    Suppose Member is complex object with Status as a property. I check the member’s status like below

     

    If (Member.Status.Name  == “Active”)

    {

    //Do something
    }

     

    This code is Silverlight side, and so it will run on client machine not on the web server. (Even though this is not Silverlight forum, my question is purely C# question) I’m not sure how string comparison is done internally.

    Since this code will be running on different machines in different cultures will there be any issue in doing string comparison

     

    This why I got confused

    http://blogs.msdn.com/b/bclteam/archive/2007/05/31/string-compare-string-equals-josh-free.aspx

    Tuesday, August 17, 2010 3:48 PM

Answers

  • The Equals method and the equality operator should always perform ordinal comparisons, while the Compare and CompareTo methods are culture sensitive (and may perform character expansion). The main problem is that it's all too easy to make assumptions based whatever culture we are using during development, so that it may be difficult to detect these problems early on; this is especially a problem when using the en-US culture, as that's what the invariant culture is based on.

    As a rule of thumb, I would suggest:

    1) Always choose those overloads that allow you to specify how characters are compared to each other and according to which culture.
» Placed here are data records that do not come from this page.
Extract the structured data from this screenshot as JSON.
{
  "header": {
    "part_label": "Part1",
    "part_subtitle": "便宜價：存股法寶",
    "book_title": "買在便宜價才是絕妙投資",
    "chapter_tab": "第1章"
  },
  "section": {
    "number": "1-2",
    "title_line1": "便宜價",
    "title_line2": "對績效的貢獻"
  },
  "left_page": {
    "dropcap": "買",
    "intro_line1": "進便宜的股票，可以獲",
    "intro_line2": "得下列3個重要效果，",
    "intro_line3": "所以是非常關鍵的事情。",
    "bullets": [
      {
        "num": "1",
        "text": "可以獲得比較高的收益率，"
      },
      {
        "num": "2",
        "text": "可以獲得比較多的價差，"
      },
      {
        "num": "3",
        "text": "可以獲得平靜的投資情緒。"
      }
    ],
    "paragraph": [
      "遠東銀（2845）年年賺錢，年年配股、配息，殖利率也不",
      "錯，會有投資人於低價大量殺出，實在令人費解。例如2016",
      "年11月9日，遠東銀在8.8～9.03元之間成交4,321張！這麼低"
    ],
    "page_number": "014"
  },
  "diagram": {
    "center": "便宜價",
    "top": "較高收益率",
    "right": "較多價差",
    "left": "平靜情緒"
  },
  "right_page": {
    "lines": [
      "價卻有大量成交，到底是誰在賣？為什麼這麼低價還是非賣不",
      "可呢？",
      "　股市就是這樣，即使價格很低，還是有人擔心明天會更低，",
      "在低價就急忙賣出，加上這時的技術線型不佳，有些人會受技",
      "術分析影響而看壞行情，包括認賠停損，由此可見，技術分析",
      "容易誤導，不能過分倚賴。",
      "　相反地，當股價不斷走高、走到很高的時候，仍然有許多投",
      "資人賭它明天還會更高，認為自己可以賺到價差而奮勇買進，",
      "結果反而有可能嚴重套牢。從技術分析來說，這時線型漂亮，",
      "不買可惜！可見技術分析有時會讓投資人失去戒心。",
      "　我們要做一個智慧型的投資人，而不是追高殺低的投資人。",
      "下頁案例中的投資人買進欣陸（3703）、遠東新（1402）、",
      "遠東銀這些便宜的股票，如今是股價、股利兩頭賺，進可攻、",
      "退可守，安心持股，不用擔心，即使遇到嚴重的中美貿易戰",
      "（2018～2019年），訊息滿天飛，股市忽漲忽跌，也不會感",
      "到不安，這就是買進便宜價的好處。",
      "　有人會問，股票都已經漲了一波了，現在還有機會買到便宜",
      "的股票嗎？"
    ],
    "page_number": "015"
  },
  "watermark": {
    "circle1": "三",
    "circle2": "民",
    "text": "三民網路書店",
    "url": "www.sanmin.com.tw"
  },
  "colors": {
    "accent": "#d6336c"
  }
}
It might seem redundant, but it helps a lot when maintaining your application. FxCop can help you detect these issues, and it's free.

    2) Strings are not ideal to represent the status of an object. Aside of any performance consideration, the compiler cannot detect if you misspell "Active", for instance, so all you can hope for is to get a runtime error or notice some unwanted behavior (and debug). By using an enumeration, or even just a straight boolean as in:

    if (Member.Status.IsActive) {
      ...
    }

    not only the code you write is immune from any possible localization issue: you are also letting the compiler check the spelling for you at compile time. You also get Intellisense to speed you up and (but this is a matter of personal taste) you can get more readable code.

    HTH
    --mc

    • Proposed as answer by Meile Zetstra Wednesday, August 18, 2010 9:42 AM
    • Marked as answer by SamAgain Tuesday, August 24, 2010 6:45 AM
    Tuesday, August 17, 2010 4:52 PM